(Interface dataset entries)
——

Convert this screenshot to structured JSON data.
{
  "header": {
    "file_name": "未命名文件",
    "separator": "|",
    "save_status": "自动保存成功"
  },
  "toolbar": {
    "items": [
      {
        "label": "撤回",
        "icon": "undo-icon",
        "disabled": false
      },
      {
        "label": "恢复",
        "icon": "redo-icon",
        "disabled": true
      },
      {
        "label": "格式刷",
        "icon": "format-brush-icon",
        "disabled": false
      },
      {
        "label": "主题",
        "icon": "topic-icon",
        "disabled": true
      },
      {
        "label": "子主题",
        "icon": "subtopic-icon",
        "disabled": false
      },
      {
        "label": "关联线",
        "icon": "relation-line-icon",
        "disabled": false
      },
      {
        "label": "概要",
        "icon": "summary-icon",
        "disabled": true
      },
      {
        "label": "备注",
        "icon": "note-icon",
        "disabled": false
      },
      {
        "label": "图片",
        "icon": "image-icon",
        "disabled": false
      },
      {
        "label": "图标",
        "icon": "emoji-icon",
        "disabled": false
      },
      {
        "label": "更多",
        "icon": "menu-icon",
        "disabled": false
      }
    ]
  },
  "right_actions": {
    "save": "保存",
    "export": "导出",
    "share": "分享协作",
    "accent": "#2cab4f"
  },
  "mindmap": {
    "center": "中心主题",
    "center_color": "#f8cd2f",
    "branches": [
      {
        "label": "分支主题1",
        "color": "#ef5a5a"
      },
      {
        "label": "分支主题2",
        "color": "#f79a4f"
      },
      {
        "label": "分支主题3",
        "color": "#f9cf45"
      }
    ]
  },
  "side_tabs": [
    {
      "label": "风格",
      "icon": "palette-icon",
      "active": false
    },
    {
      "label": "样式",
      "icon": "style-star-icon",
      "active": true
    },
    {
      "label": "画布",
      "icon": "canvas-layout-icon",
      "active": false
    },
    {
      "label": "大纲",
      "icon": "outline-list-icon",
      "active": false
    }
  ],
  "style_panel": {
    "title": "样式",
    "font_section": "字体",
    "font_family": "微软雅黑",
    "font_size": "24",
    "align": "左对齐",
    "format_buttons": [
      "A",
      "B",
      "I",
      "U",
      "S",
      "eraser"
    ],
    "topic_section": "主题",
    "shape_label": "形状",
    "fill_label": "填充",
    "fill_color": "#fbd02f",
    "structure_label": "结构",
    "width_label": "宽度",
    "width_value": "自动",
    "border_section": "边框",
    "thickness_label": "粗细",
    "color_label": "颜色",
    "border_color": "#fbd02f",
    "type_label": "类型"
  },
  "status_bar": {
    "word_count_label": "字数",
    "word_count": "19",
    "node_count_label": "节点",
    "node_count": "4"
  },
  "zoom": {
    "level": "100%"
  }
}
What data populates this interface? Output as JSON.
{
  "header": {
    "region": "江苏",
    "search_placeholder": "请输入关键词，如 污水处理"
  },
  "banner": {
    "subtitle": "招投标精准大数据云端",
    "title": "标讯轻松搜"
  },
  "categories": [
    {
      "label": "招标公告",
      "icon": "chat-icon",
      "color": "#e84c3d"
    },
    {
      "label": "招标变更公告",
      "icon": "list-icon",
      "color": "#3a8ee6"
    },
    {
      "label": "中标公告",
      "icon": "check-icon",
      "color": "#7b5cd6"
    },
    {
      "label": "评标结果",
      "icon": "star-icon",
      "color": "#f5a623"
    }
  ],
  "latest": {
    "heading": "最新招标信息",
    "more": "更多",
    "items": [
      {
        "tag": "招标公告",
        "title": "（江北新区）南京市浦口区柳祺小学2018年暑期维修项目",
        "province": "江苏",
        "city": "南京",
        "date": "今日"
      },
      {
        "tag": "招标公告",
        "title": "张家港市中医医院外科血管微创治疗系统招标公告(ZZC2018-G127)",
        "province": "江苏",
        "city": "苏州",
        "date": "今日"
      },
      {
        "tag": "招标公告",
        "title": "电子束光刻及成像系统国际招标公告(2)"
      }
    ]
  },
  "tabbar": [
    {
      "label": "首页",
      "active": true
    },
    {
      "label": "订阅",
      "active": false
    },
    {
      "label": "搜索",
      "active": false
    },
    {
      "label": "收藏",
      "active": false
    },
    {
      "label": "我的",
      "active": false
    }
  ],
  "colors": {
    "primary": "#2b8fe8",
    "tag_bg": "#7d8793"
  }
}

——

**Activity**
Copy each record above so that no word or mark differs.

**Your response**
Convert this screenshot to structured JSON data.
{
  "header": {
    "file_name": "未命名文件",
    "separator": "|",
    "save_status": "自动保存成功"
  },
  "toolbar": {
    "items": [
      {
        "label": "撤回",
        "icon": "undo-icon",
        "disabled": false
      },
      {
        "label": "恢复",
        "icon": "redo-icon",
        "disabled": true
      },
      {
        "label": "格式刷",
        "icon": "format-brush-icon",
        "disabled": false
      },
      {
        "label": "主题",
        "icon": "topic-icon",
        "disabled": true
      },
      {
        "label": "子主题",
        "icon": "subtopic-icon",
        "disabled": false
      },
      {
        "label": "关联线",
        "icon": "relation-line-icon",
        "disabled": false
      },
      {
        "label": "概要",
        "icon": "summary-icon",
        "disabled": true
      },
      {
        "label": "备注",
        "icon": "note-icon",
        "disabled": false
      },
      {
        "label": "图片",
        "icon": "image-icon",
        "disabled": false
      },
      {
        "label": "图标",
        "icon": "emoji-icon",
        "disabled": false
      },
      {
        "label": "更多",
        "icon": "menu-icon",
        "disabled": false
      }
    ]
  },
  "right_actions": {
    "save": "保存",
    "export": "导出",
    "share": "分享协作",
    "accent": "#2cab4f"
  },
  "mindmap": {
    "center": "中心主题",
    "center_color": "#f8cd2f",
    "branches": [
      {
        "label": "分支主题1",
        "color": "#ef5a5a"
      },
      {
        "label": "分支主题2",
        "color": "#f79a4f"
      },
      {
        "label": "分支主题3",
        "color": "#f9cf45"
      }
    ]
  },
  "side_tabs": [
    {
      "label": "风格",
      "icon": "palette-icon",
      "active": false
    },
    {
      "label": "样式",
      "icon": "style-star-icon",
      "active": true
    },
    {
      "label": "画布",
      "icon": "canvas-layout-icon",
      "active": false
    },
    {
      "label": "大纲",
      "icon": "outline-list-icon",
      "active": false
    }
  ],
  "style_panel": {
    "title": "样式",
    "font_section": "字体",
    "font_family": "微软雅黑",
    "font_size": "24",
    "align": "左对齐",
    "format_buttons": [
      "A",
      "B",
      "I",
      "U",
      "S",
      "eraser"
    ],
    "topic_section": "主题",
    "shape_label": "形状",
    "fill_label": "填充",
    "fill_color": "#fbd02f",
    "structure_label": "结构",
    "width_label": "宽度",
    "width_value": "自动",
    "border_section": "边框",
    "thickness_label": "粗细",
    "color_label": "颜色",
    "border_color": "#fbd02f",
    "type_label": "类型"
  },
  "status_bar": {
    "word_count_label": "字数",
    "word_count": "19",
    "node_count_label": "节点",
    "node_count": "4"
  },
  "zoom": {
    "level": "100%"
  }
}
What data populates this interface? Output as JSON.
{
  "header": {
    "region": "江苏",
    "search_placeholder": "请输入关键词，如 污水处理"
  },
  "banner": {
    "subtitle": "招投标精准大数据云端",
    "title": "标讯轻松搜"
  },
  "categories": [
    {
      "label": "招标公告",
      "icon": "chat-icon",
      "color": "#e84c3d"
    },
    {
      "label": "招标变更公告",
      "icon": "list-icon",
      "color": "#3a8ee6"
    },
    {
      "label": "中标公告",
      "icon": "check-icon",
      "color": "#7b5cd6"
    },
    {
      "label": "评标结果",
      "icon": "star-icon",
      "color": "#f5a623"
    }
  ],
  "latest": {
    "heading": "最新招标信息",
    "more": "更多",
    "items": [
      {
        "tag": "招标公告",
        "title": "（江北新区）南京市浦口区柳祺小学2018年暑期维修项目",
        "province": "江苏",
        "city": "南京",
        "date": "今日"
      },
      {
        "tag": "招标公告",
        "title": "张家港市中医医院外科血管微创治疗系统招标公告(ZZC2018-G127)",
        "province": "江苏",
        "city": "苏州",
        "date": "今日"
      },
      {
        "tag": "招标公告",
        "title": "电子束光刻及成像系统国际招标公告(2)"
      }
    ]
  },
  "tabbar": [
    {
      "label": "首页",
      "active": true
    },
    {
      "label": "订阅",
      "active": false
    },
    {
      "label": "搜索",
      "active": false
    },
    {
      "label": "收藏",
      "active": false
    },
    {
      "label": "我的",
      "active": false
    }
  ],
  "colors": {
    "primary": "#2b8fe8",
    "tag_bg": "#7d8793"
  }
}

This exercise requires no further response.